  24. 24. <ul><li>Crystal Palace </li></ul><ul><li>1850-51, Sir John Paxton </li></ul><ul><li>Created for the London Great Exhibition </li></ul><ul><li>Featured a structural skeleton of cast iron </li></ul><ul><li>Largest space ever enclosed up to that time </li></ul><ul><li>The central transept meant to echo imperial Roman architecture </li></ul><ul><li>Technological marvel </li></ul><ul><li>Considered a work of engineering rather than architecture </li></ul><ul><li>Destroyed in a fire in 1936 </li></ul>
  25. 25. <ul><li>Brooklyn Bridge </li></ul><ul><li>1867-83, John Augustus and Washington Augustus Roebling </li></ul><ul><li>Most famous early steel bridge </li></ul><ul><li>Roebling was a German born engineer who invented twisted-wire cable </li></ul><ul><li>Appointed chief engineer of this bridge </li></ul><ul><li>His son completed the project </li></ul><ul><li>No decorative adornment </li></ul><ul><li>Granite towers that feature projecting cornices over pointed-arch openings allude to Gothic cathedrals and to Roman triumphal arches </li></ul><ul><li>Arches celebrate triumphs of modern engineers </li></ul>
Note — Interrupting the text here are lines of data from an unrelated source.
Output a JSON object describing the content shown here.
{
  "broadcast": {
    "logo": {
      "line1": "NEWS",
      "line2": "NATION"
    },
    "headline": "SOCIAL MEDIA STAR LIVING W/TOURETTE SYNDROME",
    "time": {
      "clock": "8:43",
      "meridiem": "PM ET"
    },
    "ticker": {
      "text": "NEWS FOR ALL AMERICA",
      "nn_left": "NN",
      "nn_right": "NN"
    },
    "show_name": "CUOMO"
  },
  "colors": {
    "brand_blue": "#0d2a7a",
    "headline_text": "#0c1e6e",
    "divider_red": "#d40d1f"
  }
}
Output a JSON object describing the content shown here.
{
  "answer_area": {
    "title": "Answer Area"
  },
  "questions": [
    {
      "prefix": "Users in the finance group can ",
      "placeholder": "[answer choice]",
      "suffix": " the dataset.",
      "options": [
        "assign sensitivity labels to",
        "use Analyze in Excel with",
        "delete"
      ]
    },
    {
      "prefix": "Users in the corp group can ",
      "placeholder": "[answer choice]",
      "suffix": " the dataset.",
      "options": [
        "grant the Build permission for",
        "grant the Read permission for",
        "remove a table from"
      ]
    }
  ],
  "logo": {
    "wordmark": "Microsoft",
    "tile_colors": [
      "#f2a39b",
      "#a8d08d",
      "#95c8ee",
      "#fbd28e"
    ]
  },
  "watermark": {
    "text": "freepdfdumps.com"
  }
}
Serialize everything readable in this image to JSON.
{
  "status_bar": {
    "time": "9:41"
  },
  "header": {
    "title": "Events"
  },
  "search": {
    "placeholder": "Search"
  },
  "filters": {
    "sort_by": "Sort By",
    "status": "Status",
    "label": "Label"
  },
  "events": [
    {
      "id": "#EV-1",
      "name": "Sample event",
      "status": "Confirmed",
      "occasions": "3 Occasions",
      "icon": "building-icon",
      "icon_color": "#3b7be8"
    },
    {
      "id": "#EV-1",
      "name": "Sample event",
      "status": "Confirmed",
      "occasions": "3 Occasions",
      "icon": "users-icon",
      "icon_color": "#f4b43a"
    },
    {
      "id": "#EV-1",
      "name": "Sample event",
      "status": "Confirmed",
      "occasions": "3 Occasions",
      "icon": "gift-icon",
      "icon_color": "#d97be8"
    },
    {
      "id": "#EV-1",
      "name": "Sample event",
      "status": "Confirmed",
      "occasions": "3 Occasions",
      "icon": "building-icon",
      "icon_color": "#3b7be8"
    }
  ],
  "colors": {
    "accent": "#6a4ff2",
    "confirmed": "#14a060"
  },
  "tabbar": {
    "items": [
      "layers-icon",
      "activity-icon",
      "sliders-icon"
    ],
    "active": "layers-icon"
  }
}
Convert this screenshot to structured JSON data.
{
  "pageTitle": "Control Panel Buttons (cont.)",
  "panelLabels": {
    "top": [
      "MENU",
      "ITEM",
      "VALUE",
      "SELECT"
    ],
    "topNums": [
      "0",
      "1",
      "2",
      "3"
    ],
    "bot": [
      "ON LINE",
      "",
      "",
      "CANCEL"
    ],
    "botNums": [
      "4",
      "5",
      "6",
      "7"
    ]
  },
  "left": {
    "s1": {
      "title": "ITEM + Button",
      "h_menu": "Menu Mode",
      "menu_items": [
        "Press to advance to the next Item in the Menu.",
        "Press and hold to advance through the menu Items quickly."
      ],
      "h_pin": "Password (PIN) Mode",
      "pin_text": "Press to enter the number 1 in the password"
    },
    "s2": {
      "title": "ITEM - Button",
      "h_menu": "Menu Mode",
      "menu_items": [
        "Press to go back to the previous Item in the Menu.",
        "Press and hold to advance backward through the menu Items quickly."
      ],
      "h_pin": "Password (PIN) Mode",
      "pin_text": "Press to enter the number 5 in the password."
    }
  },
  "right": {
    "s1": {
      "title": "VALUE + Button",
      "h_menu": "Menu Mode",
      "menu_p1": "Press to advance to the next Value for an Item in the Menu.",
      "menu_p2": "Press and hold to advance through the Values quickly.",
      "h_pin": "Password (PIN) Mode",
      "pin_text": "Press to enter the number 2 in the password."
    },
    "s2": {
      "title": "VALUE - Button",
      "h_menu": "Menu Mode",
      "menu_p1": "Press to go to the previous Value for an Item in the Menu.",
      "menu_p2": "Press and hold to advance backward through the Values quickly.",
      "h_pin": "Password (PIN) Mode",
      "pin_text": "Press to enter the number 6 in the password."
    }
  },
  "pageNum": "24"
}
  26. 26. <ul><li>Eiffel Tower </li></ul><ul><li>1887-1889, Gustave Eiffel </li></ul><ul><li>Conservative artists were violently opposed to the tower </li></ul><ul><li>At the time it was the tallest structure in the world </li></ul><ul><li>Was to be the main attraction of the Universal Exposition in 1889 </li></ul><ul><li>Because it did not conceal its construction, detractors saw is as an ugly work of engineering </li></ul><ul><li>Embodies the 19th century belief in the progress and ultimate perfection of civilization through science and technology </li></ul>